The first time I went to Libya, in 2010, I was arrested just two days into my trip. Filming a documentary for VICE, I was detained for shooting where the authorities thought I shouldn’t, and thus began endless rounds of questions, emphatic yelling, and head-shaking incredulity at my claims of innocence—and, of course, the requisite implications that I was a spy. When I was finally released, I swore I would never return to the Great Socialist People’s Libyan Arab Jamahiriya (official name). But that promise was quickly broken, and I found myself back in the country almost exactly a year later, in the midst of a chaotic and violent revolution.
Very rarely is one given the chance to live history, to experience revolution firsthand in all its ugly glory. And it is ugly. Sporadic, disordered communications; crumbling and damaged infrastructure that inhibits movement; intermittent electricity; infrequent meals; and the thumping bass of faraway artillery and the treble of nearby machine-gun fire ensures dialed-up adrenaline. It is, at its best, organized chaos and, at its worst, anarchic chaos. But what a wonderful chaos it is. Watching the push for freedom against one of recent history’s most tyrannical dictators has to be one of the most inspiring moments of my life.
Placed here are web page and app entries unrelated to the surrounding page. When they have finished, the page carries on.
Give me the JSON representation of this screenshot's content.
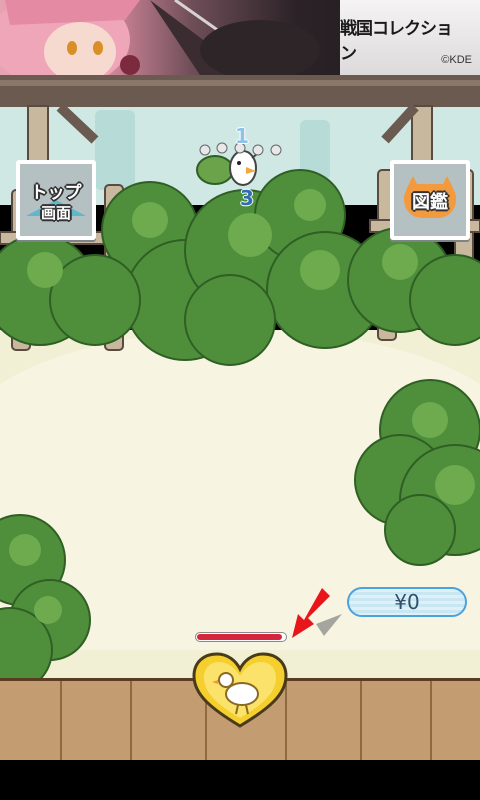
{
  "banner": {
    "logo_text": "戦国コレクション",
    "copyright": "©KDE"
  },
  "menu": {
    "top_button": {
      "line1": "トップ",
      "line2": "画面",
      "icon": "house-roof-icon"
    },
    "zukan_button": {
      "label": "図鑑",
      "icon": "cat-book-icon"
    }
  },
  "combo": {
    "num_top": "1",
    "num_bottom": "3"
  },
  "money": {
    "label": "¥0"
  },
  "player": {
    "hp_fraction": 0.97,
    "heart_icon": "bird-heart-icon"
  },
  "colors": {
    "hp": "#d4263c",
    "bush": "#4f8f3b",
    "bush_light": "#6dab4e",
    "arrow": "#e8161b"
  }
}
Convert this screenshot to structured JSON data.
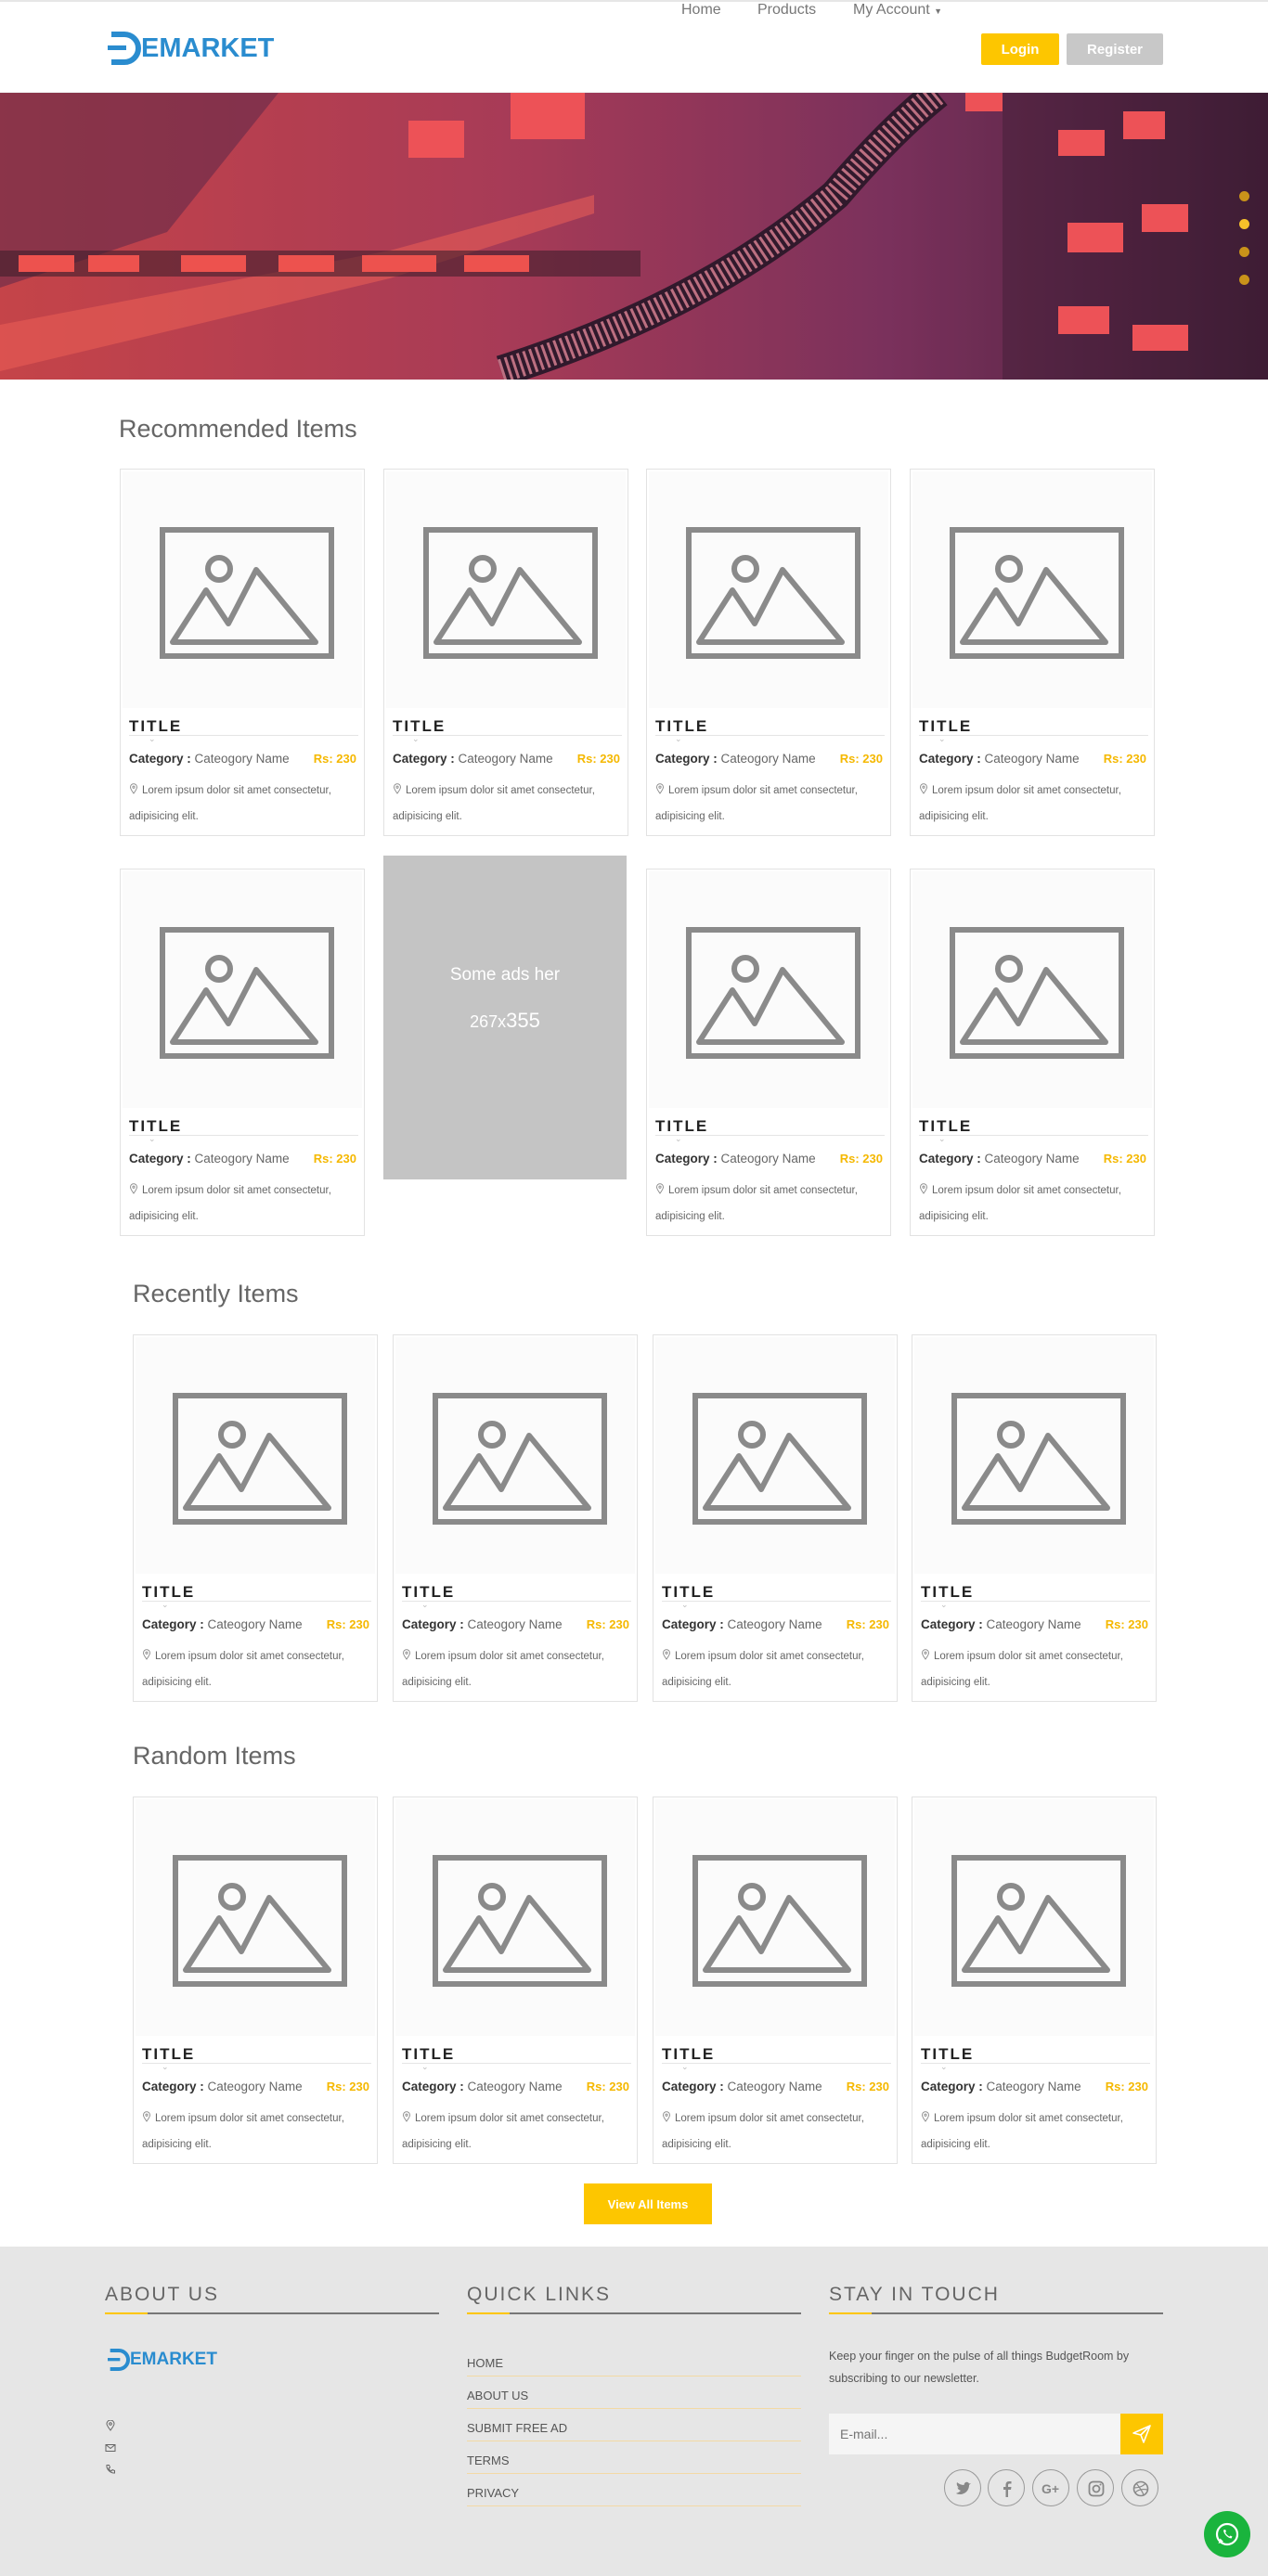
{
  "brand": {
    "logo_text": "EMARKET",
    "primary_color": "#2a8ccf",
    "accent_color": "#fdc600"
  },
  "nav": {
    "links": [
      "Home",
      "Products",
      "My Account"
    ],
    "login_label": "Login",
    "register_label": "Register"
  },
  "hero": {
    "slides": 4,
    "active_slide": 2
  },
  "sections": {
    "recommended": "Recommended Items",
    "recently": "Recently Items",
    "random": "Random Items"
  },
  "card": {
    "title": "TITLE",
    "category_label": "Category :",
    "category_value": "Cateogory Name",
    "price": "Rs: 230",
    "desc": "Lorem ipsum dolor sit amet consectetur, adipisicing elit."
  },
  "ad": {
    "line1": "Some ads her",
    "line2_small": "267x",
    "line2_big": "355"
  },
  "view_all_label": "View All Items",
  "footer": {
    "about_heading": "ABOUT US",
    "links_heading": "QUICK LINKS",
    "touch_heading": "STAY IN TOUCH",
    "logo_text": "EMARKET",
    "links": [
      "HOME",
      "ABOUT US",
      "SUBMIT FREE AD",
      "TERMS",
      "PRIVACY"
    ],
    "newsletter_text": "Keep your finger on the pulse of all things BudgetRoom by subscribing to our newsletter.",
    "email_placeholder": "E-mail...",
    "social_icons": [
      "twitter-icon",
      "facebook-icon",
      "google-plus-icon",
      "instagram-icon",
      "dribbble-icon"
    ]
  }
}
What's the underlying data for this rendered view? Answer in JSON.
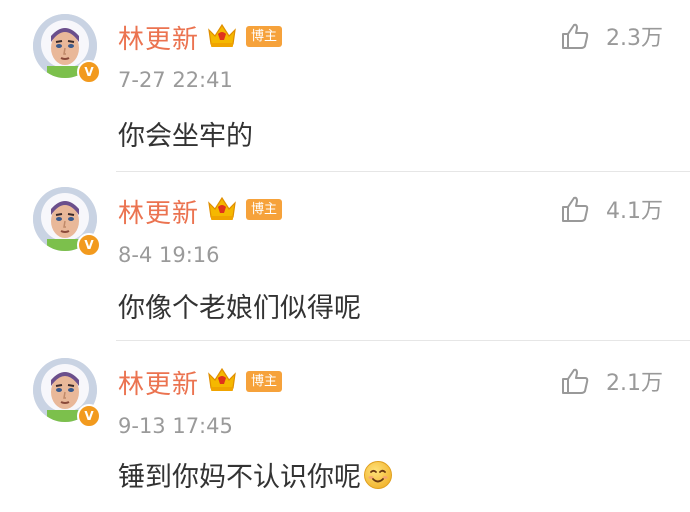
{
  "comments": [
    {
      "username": "林更新",
      "author_badge": "博主",
      "likes": "2.3万",
      "time": "7-27 22:41",
      "text": "你会坐牢的",
      "emoji": null
    },
    {
      "username": "林更新",
      "author_badge": "博主",
      "likes": "4.1万",
      "time": "8-4 19:16",
      "text": "你像个老娘们似得呢",
      "emoji": null
    },
    {
      "username": "林更新",
      "author_badge": "博主",
      "likes": "2.1万",
      "time": "9-13 17:45",
      "text": "锤到你妈不认识你呢",
      "emoji": "smile-emoji"
    }
  ],
  "icons": {
    "like": "thumbs-up-outline-icon",
    "verified": "verified-v-icon",
    "vip": "crown-icon"
  },
  "colors": {
    "username": "#eb7350",
    "badge": "#f6a23b",
    "verified": "#f29a1e",
    "meta": "#999999",
    "text": "#333333"
  }
}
Not many people saw the Arab Spring coming. I’ve spent a lot of time in the Middle East and would have bet large sums of money that widespread upheaval would never happen in the region, so when rebellion erupted earlier this year—in Tunisia and Egypt—I was still doubtful that it could ever spread to Libya. Gaddafi had too much power, control, and money for the people to effectively challenge him. Again, I was wrong. As I write this, rebel forces have entered Tripoli, overrun Gaddafi’s compound, and are hunting for the colonel so that he can be tried for crimes against humanity—or offered safe passage to exile.
My second trip to Libya consisted of two weeks of traveling from the Egyptian border to Benghazi and then onto the front lines in Misrata, embedding with a few different rebel groups along the way. I was shocked by how young many of them were. Barely past puberty and fighting with whatever they could find (one guy had a spear gun), they displayed so much heroism and courage that I would tear up while talking to them. One rebel I spoke with had left the hospital earlier that night—despite having lost a leg—so that he could get back to the front lines. He was offered a flight to Germany and a new prosthetic limb by an NGO, but instead snuck out of the hospital to rejoin his comrades.
Later, I met another group that had just returned from the front between Tripoli and Misrata. Most of them were teenagers from Benghazi. There were 68 who had arrived together; by the time I caught up with them, only 35 remained. Despite the high number of casualties, they were still optimistic.
But the big question looming over everything was “Why are they fighting?”